"While the action for money had and received is often referred to as an `equitable action' ( Butts County v. Jackson Banking Co., 129 Ga. 801, 60 S.E. 149, 15 L.R.A. (N.S.) 567, 121 Am. St. R. 244; McCay v. Barber, 37 Ga. 423, 424; Whitehead v. Peck, 1 Ga. 140), it is nevertheless an action at law ( Brightwell v. Oglethorpe Telephone Co., 176 Ga. 65, 166 S.E. 640); and even though the transaction out of which arises the right to an `equitable action' for money had and received may also give rise to a right of subrogation, the claimant may proceed upon his legal right for a recovery of the sums received by the defendant under such circumstances that in equity and good conscience the defendant ought not to retain it, and ex aequo et bono it belongs to the claimant." Jasper School District v. Gormley, 184 Ga. 756, 760 ( 193 S.E. 248). The General Assembly has provided misdemeanor punishment for those who violate the provisions of the Industrial Loan Act. Code Ann. § 25-9903. It is axiomatic that one cannot engage in conduct which has been forbidden and declared criminal by the General Assembly and at the same time seek legal relief on the equitable theory of "ex aequo et bono," i.e., in justice and fairness. This principle is well stated in an opinion of the Supreme Court of the United States: "We do not see on what ground a party, who says in his pleading that the money which he seeks to recover was paid out for the accomplishment of a purpose made an offense by the law, and who testifies and insists to the end of his suit that the contract on which he advanced his money was illegal, criminal, and void, can recover it back in a court whose duty it is to give effect to the law..." White v. Barber, 123 U.S. 392, 425.
In my opinion, the decision of the Court of Appeals is eminently correct. The majority opinion refuses to express the plain message of the statutory change in language made by the General Assembly in Code Ann. § 25-9903 in contrast to the language found in the comparable provision of the old statute in Code Ann. § 25-313.
I dissent for the reasons given in the concurring opinion in Georgia Invest. Co. v. Norman, 231 Ga. 821, 827 ( 204 S.E.2d 740). It is quite clear to me that the General Assembly intended by the new statute that if a loan is made in violation of the law, the lender shall forfeit all interest and other charges, but not any of the principal sum advanced to the borrower.

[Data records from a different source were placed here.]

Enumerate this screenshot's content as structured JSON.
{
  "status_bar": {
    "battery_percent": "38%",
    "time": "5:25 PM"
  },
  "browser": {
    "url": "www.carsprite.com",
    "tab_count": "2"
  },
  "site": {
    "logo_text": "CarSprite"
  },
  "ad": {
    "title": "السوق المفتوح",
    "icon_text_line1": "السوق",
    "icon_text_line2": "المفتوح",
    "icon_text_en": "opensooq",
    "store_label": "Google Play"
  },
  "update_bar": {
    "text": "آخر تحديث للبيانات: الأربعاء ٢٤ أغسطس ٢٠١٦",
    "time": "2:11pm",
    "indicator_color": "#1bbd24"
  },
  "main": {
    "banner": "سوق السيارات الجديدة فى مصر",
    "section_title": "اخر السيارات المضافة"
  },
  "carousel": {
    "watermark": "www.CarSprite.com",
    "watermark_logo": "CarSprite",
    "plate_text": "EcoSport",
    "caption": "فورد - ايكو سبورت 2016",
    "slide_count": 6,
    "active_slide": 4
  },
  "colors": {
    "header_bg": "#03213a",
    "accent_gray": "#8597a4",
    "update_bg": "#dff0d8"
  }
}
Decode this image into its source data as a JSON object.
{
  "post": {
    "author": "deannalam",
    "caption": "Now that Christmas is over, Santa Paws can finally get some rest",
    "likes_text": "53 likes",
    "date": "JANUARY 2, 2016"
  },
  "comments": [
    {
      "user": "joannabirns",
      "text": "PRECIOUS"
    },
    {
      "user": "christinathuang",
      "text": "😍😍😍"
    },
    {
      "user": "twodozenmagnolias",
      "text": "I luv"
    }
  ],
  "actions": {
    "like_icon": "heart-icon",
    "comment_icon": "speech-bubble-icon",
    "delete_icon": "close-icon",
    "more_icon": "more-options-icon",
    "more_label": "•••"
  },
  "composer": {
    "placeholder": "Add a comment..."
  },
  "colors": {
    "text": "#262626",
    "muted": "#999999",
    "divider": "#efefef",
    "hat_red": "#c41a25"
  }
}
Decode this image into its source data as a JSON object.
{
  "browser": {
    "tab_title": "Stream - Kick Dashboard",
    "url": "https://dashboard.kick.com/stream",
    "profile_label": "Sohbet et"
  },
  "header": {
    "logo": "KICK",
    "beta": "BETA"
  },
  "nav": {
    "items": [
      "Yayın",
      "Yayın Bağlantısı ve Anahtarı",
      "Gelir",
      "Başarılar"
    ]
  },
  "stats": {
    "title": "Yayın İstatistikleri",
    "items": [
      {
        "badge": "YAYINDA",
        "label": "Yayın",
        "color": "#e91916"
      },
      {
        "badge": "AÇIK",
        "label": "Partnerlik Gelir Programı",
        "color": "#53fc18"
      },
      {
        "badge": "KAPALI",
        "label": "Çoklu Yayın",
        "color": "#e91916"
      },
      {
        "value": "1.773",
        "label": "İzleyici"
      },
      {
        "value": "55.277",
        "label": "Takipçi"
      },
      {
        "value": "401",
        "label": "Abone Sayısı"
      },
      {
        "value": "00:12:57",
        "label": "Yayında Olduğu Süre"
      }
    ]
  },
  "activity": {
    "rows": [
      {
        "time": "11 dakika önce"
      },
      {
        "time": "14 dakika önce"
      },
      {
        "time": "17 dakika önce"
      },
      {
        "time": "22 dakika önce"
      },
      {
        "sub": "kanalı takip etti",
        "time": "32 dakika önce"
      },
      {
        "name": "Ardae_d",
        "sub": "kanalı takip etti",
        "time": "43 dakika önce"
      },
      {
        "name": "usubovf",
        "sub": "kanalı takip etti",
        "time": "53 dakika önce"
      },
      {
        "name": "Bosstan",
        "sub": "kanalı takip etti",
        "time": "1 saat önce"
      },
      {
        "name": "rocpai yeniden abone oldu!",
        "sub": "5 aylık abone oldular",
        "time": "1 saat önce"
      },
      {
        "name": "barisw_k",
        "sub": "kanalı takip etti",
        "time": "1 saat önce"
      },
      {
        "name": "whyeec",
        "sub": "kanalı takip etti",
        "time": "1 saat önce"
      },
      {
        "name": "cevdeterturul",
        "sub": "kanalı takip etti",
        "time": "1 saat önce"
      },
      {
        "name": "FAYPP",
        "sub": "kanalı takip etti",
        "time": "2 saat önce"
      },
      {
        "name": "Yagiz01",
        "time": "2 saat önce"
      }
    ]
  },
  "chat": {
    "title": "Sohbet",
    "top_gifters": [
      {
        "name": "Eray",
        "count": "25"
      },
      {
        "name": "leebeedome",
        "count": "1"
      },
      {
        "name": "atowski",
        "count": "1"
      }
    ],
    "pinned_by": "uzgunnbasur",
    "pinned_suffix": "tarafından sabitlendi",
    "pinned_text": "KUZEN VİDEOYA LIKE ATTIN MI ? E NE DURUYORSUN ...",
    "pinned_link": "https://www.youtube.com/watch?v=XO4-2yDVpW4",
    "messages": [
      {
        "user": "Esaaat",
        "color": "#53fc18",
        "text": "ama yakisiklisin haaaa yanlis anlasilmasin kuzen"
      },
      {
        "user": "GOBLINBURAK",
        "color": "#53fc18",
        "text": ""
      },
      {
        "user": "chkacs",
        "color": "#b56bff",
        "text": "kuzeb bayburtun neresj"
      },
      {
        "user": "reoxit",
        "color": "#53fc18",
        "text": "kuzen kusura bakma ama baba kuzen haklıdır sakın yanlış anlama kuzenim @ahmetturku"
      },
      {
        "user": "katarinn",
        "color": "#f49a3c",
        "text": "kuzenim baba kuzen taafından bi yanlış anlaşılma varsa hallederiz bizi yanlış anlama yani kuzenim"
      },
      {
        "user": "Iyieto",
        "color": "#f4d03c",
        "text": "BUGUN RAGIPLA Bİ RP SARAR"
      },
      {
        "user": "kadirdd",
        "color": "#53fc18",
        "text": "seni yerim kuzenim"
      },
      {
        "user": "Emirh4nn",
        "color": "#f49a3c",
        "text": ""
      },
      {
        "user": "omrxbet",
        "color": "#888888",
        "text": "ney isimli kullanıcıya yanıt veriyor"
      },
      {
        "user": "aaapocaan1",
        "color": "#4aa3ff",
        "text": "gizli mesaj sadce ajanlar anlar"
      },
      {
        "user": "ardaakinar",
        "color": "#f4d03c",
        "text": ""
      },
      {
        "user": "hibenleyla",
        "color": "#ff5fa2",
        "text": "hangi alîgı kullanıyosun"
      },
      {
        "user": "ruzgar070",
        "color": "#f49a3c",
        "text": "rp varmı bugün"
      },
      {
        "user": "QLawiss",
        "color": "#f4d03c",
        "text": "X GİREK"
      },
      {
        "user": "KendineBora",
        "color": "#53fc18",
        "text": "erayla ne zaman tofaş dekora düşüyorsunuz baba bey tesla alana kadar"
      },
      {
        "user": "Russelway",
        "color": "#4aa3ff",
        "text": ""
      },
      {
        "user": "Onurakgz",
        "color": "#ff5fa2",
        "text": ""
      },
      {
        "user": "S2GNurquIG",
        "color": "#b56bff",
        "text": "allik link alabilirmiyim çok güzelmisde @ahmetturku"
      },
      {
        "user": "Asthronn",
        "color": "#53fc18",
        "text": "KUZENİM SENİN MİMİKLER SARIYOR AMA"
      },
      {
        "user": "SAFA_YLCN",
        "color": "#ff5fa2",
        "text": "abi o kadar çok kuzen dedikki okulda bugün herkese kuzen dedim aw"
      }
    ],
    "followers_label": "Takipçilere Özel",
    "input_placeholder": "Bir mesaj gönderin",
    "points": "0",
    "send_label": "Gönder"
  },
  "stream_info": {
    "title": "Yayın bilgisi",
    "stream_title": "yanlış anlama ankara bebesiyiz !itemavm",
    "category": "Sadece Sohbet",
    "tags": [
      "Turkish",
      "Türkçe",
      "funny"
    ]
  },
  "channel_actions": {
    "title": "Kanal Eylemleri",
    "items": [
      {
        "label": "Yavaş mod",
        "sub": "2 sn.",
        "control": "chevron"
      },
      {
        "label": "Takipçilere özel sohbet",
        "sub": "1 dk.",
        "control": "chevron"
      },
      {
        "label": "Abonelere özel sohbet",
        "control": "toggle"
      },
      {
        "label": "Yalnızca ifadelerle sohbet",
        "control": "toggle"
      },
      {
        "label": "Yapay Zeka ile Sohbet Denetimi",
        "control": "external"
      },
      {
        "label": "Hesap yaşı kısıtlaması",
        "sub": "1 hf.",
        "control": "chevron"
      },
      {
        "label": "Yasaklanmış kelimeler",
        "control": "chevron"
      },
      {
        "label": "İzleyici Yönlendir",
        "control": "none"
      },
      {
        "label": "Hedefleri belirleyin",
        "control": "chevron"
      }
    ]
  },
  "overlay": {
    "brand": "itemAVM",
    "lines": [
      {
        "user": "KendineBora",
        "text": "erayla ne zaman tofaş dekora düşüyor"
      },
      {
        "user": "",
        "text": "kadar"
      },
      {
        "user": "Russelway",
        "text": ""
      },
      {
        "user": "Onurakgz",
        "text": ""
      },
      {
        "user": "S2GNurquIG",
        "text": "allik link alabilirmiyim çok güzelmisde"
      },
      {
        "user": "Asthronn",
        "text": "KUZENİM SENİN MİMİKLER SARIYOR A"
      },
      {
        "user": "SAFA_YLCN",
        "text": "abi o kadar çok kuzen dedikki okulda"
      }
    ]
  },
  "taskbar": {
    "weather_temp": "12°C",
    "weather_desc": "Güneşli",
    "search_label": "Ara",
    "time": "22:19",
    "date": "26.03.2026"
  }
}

In my opinion, the majority decision fails to confront the applicable doctrine discussed by the Court of Appeals that the law does not favor penalties and forfeitures and they must be strictly construed. We cannot give a strict construction to the language of Code Ann. § 25-9903 and reasonably conclude that the legislature intended the result reached by the majority in this case. The majority opinion also observes that "[t]he effect of the opinion of the Court of Appeals [in this case] is to impose an inconsequential penalty for the violation of the Industrial Loan Act." One answer to that conclusion is the Court of Appeals merely gave effect to the clear intention of the statute. Still, another is that it will come as quite a shock to many lenders, who find themselves in some technical violation of the Act, to learn that the loss of all earnings for the work of their product (money) is inconsequential. This view defies the law of economics and I cannot agree that it is correct.
I am authorized to state that Presiding Justice Undercofler and Justice Gunter join in this dissent.